The Jungle has somewhat of a similar setting to this, The Jungle takes place in Chicago as well but it is in the small, cramped, ghetto, immigrant neighborhood of “Packingtown”, the city’s meat packing district in the early 1900s:

The most uncanny thing about this neighborhood was the number of the children; you thought there must have been a school just out, and was only after long acquaintance that you were able to realize there was no school, but that there these were the children of the neighborhood—that there were so many children to the block in Packingtown that nowhere in its streets could a horse and buggy move faster than a walk!….Jurgis and Ona were not thinking of the sunset, however—their backs turned to it, and all of their thoughts were of Packingtown, which they could see so plainly in the distance. (Pgs. 33-34)

Even with the similarities compared to “Packingtown”, the barrio is open and full of space to live fairly easily. The conditions were so cramped that multiple people, often entire families had to share one single room,

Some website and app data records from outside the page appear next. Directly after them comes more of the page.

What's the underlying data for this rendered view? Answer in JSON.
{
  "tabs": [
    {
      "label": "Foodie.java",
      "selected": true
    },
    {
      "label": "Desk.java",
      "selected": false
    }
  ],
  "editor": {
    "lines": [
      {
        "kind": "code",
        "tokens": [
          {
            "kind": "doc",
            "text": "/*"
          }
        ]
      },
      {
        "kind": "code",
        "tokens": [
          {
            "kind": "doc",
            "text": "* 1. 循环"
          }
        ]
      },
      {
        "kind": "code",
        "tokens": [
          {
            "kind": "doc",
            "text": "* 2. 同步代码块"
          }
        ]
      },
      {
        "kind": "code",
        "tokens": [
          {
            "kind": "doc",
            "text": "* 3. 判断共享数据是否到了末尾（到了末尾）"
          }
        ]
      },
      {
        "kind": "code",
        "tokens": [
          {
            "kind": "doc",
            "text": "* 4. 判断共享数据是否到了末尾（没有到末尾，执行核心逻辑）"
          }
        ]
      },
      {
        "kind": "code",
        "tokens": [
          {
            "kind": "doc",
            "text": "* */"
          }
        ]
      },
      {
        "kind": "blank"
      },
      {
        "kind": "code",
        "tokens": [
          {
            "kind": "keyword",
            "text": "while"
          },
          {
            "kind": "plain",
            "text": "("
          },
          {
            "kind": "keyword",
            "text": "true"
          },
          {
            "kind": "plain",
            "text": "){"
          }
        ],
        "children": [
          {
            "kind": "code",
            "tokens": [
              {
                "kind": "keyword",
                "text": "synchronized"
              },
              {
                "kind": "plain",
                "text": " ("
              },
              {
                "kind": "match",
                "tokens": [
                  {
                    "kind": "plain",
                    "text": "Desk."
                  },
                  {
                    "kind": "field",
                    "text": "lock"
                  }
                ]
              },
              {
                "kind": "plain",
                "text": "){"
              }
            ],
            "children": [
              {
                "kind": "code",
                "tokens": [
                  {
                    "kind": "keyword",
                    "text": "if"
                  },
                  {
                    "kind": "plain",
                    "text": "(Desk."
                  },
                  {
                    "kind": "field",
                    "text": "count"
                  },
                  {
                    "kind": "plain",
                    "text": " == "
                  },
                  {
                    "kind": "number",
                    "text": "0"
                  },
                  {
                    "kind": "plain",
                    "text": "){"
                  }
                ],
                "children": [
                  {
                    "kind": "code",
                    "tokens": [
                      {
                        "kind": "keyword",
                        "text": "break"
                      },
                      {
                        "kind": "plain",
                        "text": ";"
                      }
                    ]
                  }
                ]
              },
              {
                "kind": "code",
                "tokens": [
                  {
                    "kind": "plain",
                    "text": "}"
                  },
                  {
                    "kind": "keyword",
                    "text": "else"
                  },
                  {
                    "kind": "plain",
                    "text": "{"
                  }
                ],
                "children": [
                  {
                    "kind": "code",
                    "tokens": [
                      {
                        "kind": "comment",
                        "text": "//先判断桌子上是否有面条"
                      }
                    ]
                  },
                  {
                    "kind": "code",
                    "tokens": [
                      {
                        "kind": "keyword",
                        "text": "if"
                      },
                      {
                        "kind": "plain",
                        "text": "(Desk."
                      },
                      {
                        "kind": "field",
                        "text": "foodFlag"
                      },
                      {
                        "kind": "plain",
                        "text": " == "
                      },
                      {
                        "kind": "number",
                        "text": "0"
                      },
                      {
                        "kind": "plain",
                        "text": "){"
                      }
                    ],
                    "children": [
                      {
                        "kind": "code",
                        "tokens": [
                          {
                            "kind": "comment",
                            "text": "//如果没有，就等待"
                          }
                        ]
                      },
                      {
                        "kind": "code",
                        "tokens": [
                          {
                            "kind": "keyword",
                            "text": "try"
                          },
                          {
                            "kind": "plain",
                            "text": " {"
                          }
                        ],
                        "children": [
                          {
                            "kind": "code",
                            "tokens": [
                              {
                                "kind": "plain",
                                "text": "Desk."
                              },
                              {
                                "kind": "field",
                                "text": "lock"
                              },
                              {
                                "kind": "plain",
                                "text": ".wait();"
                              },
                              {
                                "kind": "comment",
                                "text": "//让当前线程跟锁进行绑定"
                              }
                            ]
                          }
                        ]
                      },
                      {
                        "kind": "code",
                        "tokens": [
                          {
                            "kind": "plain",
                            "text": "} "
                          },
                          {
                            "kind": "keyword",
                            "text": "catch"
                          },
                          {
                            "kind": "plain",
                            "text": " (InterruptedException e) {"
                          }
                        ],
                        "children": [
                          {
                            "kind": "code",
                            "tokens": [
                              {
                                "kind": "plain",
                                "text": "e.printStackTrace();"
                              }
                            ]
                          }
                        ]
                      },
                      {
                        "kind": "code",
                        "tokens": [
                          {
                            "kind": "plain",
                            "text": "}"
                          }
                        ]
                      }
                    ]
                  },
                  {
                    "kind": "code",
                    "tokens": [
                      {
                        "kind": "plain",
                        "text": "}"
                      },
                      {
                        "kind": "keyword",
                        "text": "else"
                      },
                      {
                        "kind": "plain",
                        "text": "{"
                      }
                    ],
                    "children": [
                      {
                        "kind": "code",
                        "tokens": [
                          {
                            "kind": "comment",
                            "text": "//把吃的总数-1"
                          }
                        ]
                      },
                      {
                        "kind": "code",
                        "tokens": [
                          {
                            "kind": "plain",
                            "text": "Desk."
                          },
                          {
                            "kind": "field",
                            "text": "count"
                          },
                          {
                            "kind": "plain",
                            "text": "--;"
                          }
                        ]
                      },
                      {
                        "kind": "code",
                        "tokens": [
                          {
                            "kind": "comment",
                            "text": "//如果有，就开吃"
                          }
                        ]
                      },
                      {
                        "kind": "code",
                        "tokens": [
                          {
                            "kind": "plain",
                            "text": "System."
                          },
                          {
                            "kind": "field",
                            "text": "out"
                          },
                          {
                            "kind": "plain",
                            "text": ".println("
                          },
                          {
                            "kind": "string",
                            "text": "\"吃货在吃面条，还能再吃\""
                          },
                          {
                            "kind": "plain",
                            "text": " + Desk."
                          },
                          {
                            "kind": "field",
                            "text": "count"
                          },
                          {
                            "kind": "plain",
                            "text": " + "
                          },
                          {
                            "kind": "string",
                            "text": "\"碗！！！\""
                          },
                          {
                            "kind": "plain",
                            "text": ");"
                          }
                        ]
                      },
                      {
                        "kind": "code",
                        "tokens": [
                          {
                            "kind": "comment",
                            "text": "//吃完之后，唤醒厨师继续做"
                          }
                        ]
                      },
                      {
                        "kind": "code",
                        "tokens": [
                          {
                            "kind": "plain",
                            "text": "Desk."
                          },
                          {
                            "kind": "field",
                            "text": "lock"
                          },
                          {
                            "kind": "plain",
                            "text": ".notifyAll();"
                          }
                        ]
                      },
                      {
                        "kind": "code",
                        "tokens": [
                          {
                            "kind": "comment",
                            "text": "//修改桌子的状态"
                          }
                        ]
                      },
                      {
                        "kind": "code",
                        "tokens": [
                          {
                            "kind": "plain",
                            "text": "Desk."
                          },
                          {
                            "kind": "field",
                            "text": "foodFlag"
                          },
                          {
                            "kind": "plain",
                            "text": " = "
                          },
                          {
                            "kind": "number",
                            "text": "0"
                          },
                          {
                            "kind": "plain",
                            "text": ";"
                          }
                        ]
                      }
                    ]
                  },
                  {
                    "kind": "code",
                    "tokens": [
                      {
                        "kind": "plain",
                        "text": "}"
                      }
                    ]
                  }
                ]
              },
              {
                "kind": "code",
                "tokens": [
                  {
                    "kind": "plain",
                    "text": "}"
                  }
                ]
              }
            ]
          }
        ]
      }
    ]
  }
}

Yet, when they saw the home of Widow Jukiniene they could not but recoil, even so. In all their journey they had seen nothing so bad as this. Toni Aniele had a four-room flat in one of that wilderness of two-story frame tenements that lie “back of the yards.” There were four such flats in each building, and each of the four was a “boarding house” for the occupancy of foreigners—Lithuanians, Poles, Slovaks, or Bohemians. Some of these places were kept by private persons, some were co-operative. There would be an average of half a dozen boards to each room—sometimes there were thirteen or fourteen to one room, fifty or sixty to a flat. Each one of the occupants furnished his own accommodations—that is, a mattress and some bedding. The mattresses would be spread upon the floor in rows—and there would be nothing else in the place except a stove. It was by no means unusual for two men to own the same mattress in common, one working by day and using it by night, and the other working at night and using it in the daytime. Very frequently a lodging-house keeper would rent the same beds to double shifts of men. (Pgs. 31-32)

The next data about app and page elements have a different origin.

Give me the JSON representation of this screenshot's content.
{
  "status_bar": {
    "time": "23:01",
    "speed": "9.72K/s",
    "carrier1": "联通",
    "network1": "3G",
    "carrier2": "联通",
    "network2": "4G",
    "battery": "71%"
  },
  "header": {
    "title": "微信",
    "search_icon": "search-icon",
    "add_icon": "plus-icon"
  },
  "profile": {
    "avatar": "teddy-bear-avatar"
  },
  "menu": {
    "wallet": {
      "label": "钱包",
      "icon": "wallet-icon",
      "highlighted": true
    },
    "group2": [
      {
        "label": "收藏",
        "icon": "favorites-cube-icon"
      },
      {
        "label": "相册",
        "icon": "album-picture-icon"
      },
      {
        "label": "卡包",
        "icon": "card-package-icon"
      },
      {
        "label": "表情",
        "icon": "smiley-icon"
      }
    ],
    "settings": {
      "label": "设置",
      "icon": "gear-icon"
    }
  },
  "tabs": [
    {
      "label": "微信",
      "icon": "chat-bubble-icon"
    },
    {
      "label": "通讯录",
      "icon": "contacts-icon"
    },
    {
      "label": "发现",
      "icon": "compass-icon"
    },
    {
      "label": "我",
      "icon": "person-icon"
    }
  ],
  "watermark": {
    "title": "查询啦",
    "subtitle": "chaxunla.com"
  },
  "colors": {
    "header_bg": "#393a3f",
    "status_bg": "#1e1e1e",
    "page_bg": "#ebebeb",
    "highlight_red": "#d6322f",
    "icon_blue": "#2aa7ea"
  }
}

As can be seen here the books, The House on Mango Street and The Jungle can be compared to eat other in many different ways. They are similar through their themes, the struggle for self-definition, as well as the mistreatment and disrespect of women being woven throughout both books. In many ways they are also similar in they places they are set and take place, both being in small, low-income, cramped, ghetto, neighborhoods in the city of Chicago.